Described by the Toronto Star as a violinist who “agitates in the most intelligent and persuasive manner”, Bell has performed recently with the Penderecki Quartet at Arsenale Festival in Poland, Concertgebouw in Amsterdam, Is Arti Festival in Lithuania, MBZ Zagreb, State Museum of Music in St. Petersburg, REDCAT/Disney Centre in Los Angeles, Roxy/NOD in Prague, Fundacion Juan March in Madrid, Jane Mallet Theatre in Toronto, Paris University 8, Weill Hall at Carnegie Hall in New York City, Indiana University in Bloomington, Casalmaggiore Festival in Italy, Tovar Festival Venezuela, Virtuosi Festival Brazil, Adam Festival New Zealand, the Hong Kong Academy, the Shanghai Oriental Arts Centre, the Banff Centre in Alberta, and the Chan Centre in Vancouver.

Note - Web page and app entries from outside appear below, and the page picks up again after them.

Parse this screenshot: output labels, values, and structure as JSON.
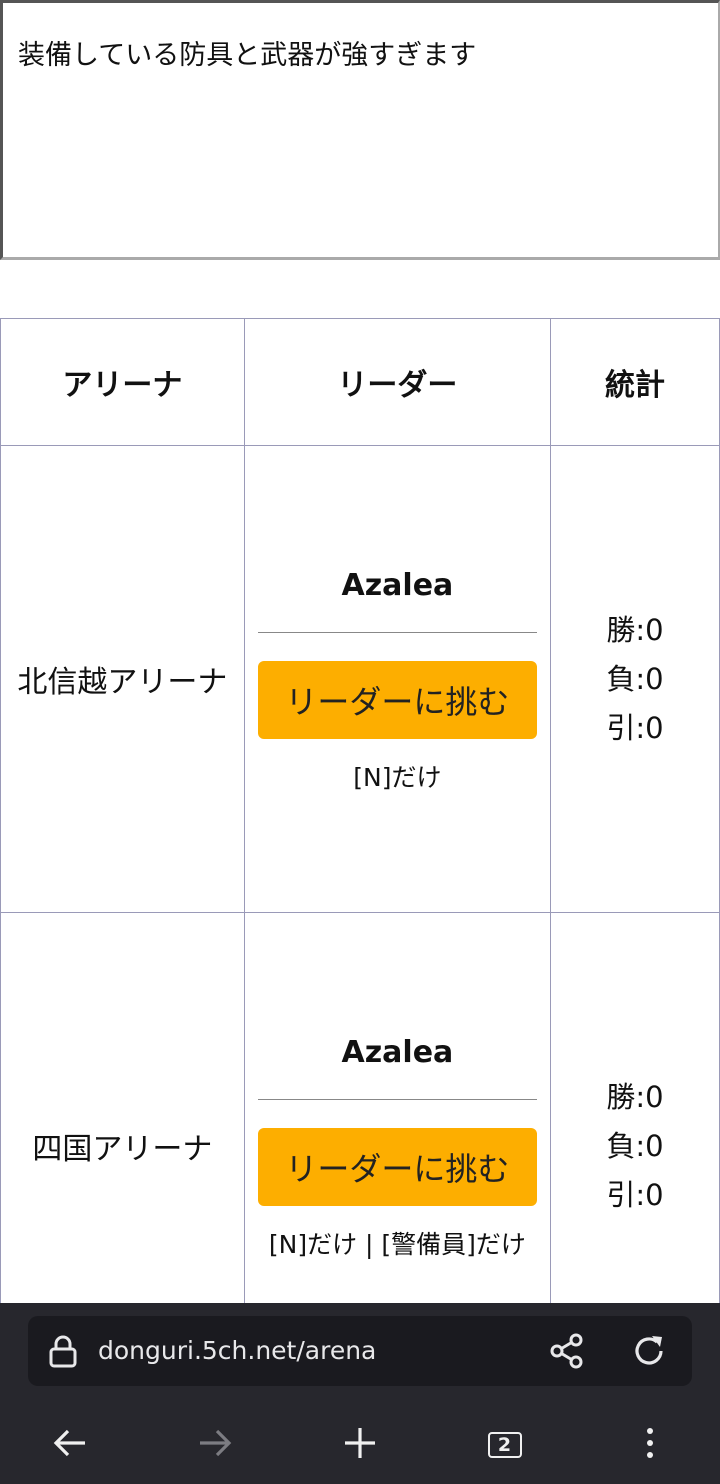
{
  "message_box": {
    "text": "装備している防具と武器が強すぎます"
  },
  "table": {
    "headers": [
      "アリーナ",
      "リーダー",
      "統計"
    ],
    "rows": [
      {
        "arena": "北信越アリーナ",
        "leader": "Azalea",
        "button_label": "リーダーに挑む",
        "restriction": "[N]だけ",
        "stats": {
          "win": "勝:0",
          "loss": "負:0",
          "draw": "引:0"
        }
      },
      {
        "arena": "四国アリーナ",
        "leader": "Azalea",
        "button_label": "リーダーに挑む",
        "restriction": "[N]だけ | [警備員]だけ",
        "stats": {
          "win": "勝:0",
          "loss": "負:0",
          "draw": "引:0"
        }
      }
    ]
  },
  "browser": {
    "url": "donguri.5ch.net/arena",
    "tab_count": "2",
    "icons": [
      "lock-icon",
      "share-icon",
      "reload-icon",
      "back-icon",
      "forward-icon",
      "new-tab-icon",
      "tabs-icon",
      "menu-icon"
    ]
  },
  "colors": {
    "button": "#fdae00",
    "browser_bar": "#27272d",
    "url_field": "#1a1a1f",
    "table_border": "#9a9ab8"
  }
}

With the Penderecki String Quartet, Bell has recorded over 25 discs including the premiere Canadian recording of the Béla Bartók string quartet cycle, Marjan Mozetich’s Lament in the Trampled Garden (winner of the 2010 JUNO Award for composition), and the complete Grieg sonatas for violin and piano. From 2000-2007, Bell was the artistic director of NUMUS Concerts where he created several multi-media events at the Perimeter Institute and with Dancetheatre David Earle. He has performed a wide range of music, performing baroque with Consortium Aurora Borealis and Les Violons du Roy, Cuban jazz with Hilario Duran, as well as collaborating with pipa virtuoso Ching Wong, NYC’s DJ Spooky, and rap star Jay-Z. In addition, Bell has performed as soloist with many orchestras in Canada, USA and Mexico, including the Toronto Symphony, the Kitchener-Waterloo Symphony, the CBC Vancouver Orchestra, performing concertos of Beethoven, Berg, Brahms, Hatzis, Locatelli, Lutoslawski, Mendelssohn, Mozart, Päart, Prokofiev, Saint-Saens, and Schoenberg. As guest concertmaster he has appeared with the Kitchener-Waterloo Symphony, the Hamilton Philharmonic, the New Zealand National Symphony, and the Canadian Opera Company. Dr. Bell plays an A.S. Bernadel violin (1854).